Arlington considering utility fee to close funding gap for EMS

The proposed $15 charge does not have to be approved by voters.

ARLINGTON — City leaders are considering a new fee to help pay for emergency medical services.

The Arlington City Council expects to vote this summer on a proposed ambulance utility fee. The $15 would be tacked onto monthly water-sewer-stormwater bills for homes and businesses.

The goal is to create reliable funding for EMS, city spokeswoman Kristin Banfield said.

“The (City) Council’s been at this for four years of really intensive study considering every possibility out there to address this funding issue,” she said.

The EMS budget relies on a property tax levy, transport fees charged for ambulance trips and contracts with other communities that pay Arlington for ambulance service.

There is a $1.5 million gap between what those sources bring in and how much the city says is needed. The city has been pulling money from the general fund to fill the gap, Banfield said.

The City Council considered several possibilities for funding EMS without drawing from the general fund. Options included: a lid lift for the EMS levy, currently 38 cents per $1,000 assessed property value; a criminal justice sales tax similar to a measure that was shot down by Snohomish County voters in 2016; or an increase to the general property tax levy.

Any of those would have required approval by Arlington voters, and they didn’t fully close the gap, Banfield said.

The utility fee does not require a ballot measure. The City Council can approve it. Money from the fee would go into an account specifically for EMS.

That would free up money in the general fund, which would be used to hire two new police officers right away and a third by 2020, according to the city. Three more firefighters, cross-trained as emergency medical technicians or paramedics, would be hired in 2021, as well.

City leaders also would like to bring on a domestic violence coordinator and a second police support officer, and set aside money to keep an embedded social worker with local police if grant support ends.

“The City Council is really focused on ensuring that public safety investments … address the ongoing public health challenges the community is facing: homelessness, mental health, substance abuse … ” Banfield said. “In addition, we have an aging population that is using our system more.”

If the new fee is approved, the City Council would review the amount every two years, similar to water and sewer rates. Parts of the city that get water and sewer from Marysville would receive a separate Arlington ambulance utility bill.

The plan is to have a public hearing during the council meeting at 7 p.m. July 2. Council members may vote that night or at the following meeting, Banfield said.

Comments also can be emailed to kbanfield@arlingtonwa.gov.

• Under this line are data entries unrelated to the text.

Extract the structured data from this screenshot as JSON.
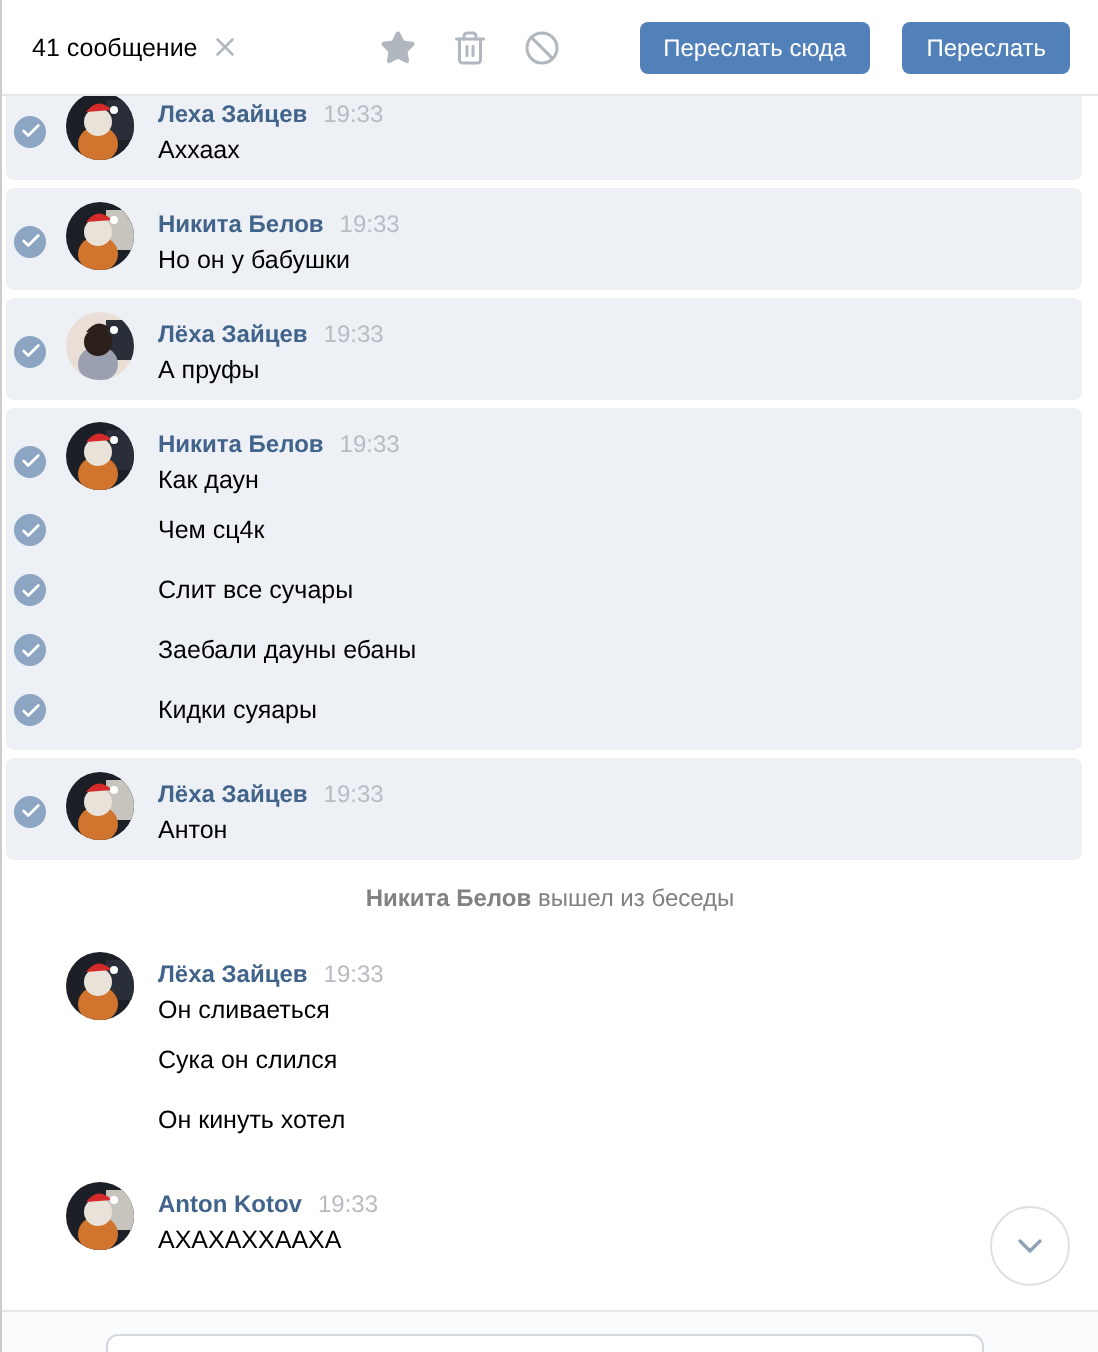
{
  "header": {
    "count": "41 сообщение",
    "buttons": [
      "Переслать сюда",
      "Переслать"
    ]
  },
  "feed": [
    {
      "kind": "group",
      "author": "Леха Зайцев",
      "time": "19:33",
      "lines": [
        {
          "text": "Аххаах",
          "selected": true
        }
      ]
    },
    {
      "kind": "group",
      "author": "Никита Белов",
      "time": "19:33",
      "lines": [
        {
          "text": "Но он у бабушки",
          "selected": true
        }
      ]
    },
    {
      "kind": "group",
      "author": "Лёха Зайцев",
      "time": "19:33",
      "lines": [
        {
          "text": "А пруфы",
          "selected": true
        }
      ]
    },
    {
      "kind": "group",
      "author": "Никита Белов",
      "time": "19:33",
      "lines": [
        {
          "text": "Как даун",
          "selected": true
        },
        {
          "text": "Чем сц4к",
          "selected": true
        },
        {
          "text": "Слит все сучары",
          "selected": true
        },
        {
          "text": "Заебали дауны ебаны",
          "selected": true
        },
        {
          "text": "Кидки суяары",
          "selected": true
        }
      ]
    },
    {
      "kind": "group",
      "author": "Лёха Зайцев",
      "time": "19:33",
      "lines": [
        {
          "text": "Антон",
          "selected": true
        }
      ]
    },
    {
      "kind": "service",
      "actor": "Никита Белов",
      "text": "вышел из беседы"
    },
    {
      "kind": "group",
      "author": "Лёха Зайцев",
      "time": "19:33",
      "lines": [
        {
          "text": "Он сливаеться",
          "selected": false
        },
        {
          "text": "Сука он слился",
          "selected": false
        },
        {
          "text": "Он кинуть хотел",
          "selected": false
        }
      ]
    },
    {
      "kind": "group",
      "author": "Anton Kotov",
      "time": "19:33",
      "lines": [
        {
          "text": "АХАХАХХААХА",
          "selected": false
        }
      ]
    }
  ]
}
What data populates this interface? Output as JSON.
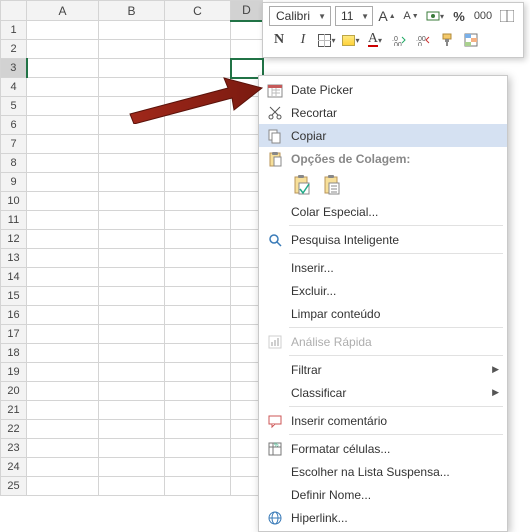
{
  "columns": [
    "A",
    "B",
    "C",
    "D"
  ],
  "rows": [
    "1",
    "2",
    "3",
    "4",
    "5",
    "6",
    "7",
    "8",
    "9",
    "10",
    "11",
    "12",
    "13",
    "14",
    "15",
    "16",
    "17",
    "18",
    "19",
    "20",
    "21",
    "22",
    "23",
    "24",
    "25"
  ],
  "selected": {
    "col": "D",
    "row": "3"
  },
  "mini_toolbar": {
    "font_name": "Calibri",
    "font_size": "11",
    "grow": "A",
    "shrink": "A",
    "percent": "%",
    "group": "000",
    "bold": "N",
    "italic": "I"
  },
  "context_menu": {
    "date_picker": "Date Picker",
    "cut": "Recortar",
    "copy": "Copiar",
    "paste_options_header": "Opções de Colagem:",
    "paste_special": "Colar Especial...",
    "smart_lookup": "Pesquisa Inteligente",
    "insert": "Inserir...",
    "delete": "Excluir...",
    "clear_contents": "Limpar conteúdo",
    "quick_analysis": "Análise Rápida",
    "filter": "Filtrar",
    "sort": "Classificar",
    "insert_comment": "Inserir comentário",
    "format_cells": "Formatar células...",
    "pick_list": "Escolher na Lista Suspensa...",
    "define_name": "Definir Nome...",
    "hyperlink": "Hiperlink..."
  }
}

They will be provided to the City Council before the hearing.

Kari Bray: 425-339-3439; kbray@heraldnet.com.

Talk to us

More in Local News

Traffic’s creeping back and some transit to collect fares again

Community Transit and Sound Transit are set to resume fares June 1, but not Everett Transit.

Neil Hubbard plays the bagpipes in front of a memorial at Floral Hills cemetery in Lynnwood Monday morning. (Andy Bronson / The Herald)
Memorial Day tradition continues in Lynnwood amid pandemic

Loved ones placed flags at Floral Hills cemetery as bagpipes played in the distance Monday morning.

COVID-19 and domestic violence

Public Health Essentials! A blog by the Snohomish Health District.

Counting COVID deaths isn’t as simple as you might think

State relies on results of tests and death certificates in calculating the daily toll of the disease.

Stillaguamish Tribe gives $1M to food banks, fire services

“I had to do a double take,” said the director of the Stanwood Camano Food Bank, which received $300,000.

Island County gets go-ahead for Phase 2 of reopening economy

People can gather in groups five or fewer. Some businesses can open, if they follow guidelines.

The town the virus seemed to miss: No cases counted in Index

Some in the town of 175 fear outsiders could bring in the virus. Others just want things to get back to normal.

Worst jobless rate in the state: Snohomish County at 20.2%

In April, 91,383 were unemployed in the county. The aerospace sector was hit especially hard.

Boeing worker accused of murder after Everett party shooting

Police say the suspect, 35, made sexual advances and opened fire when he was turned down.

Most Read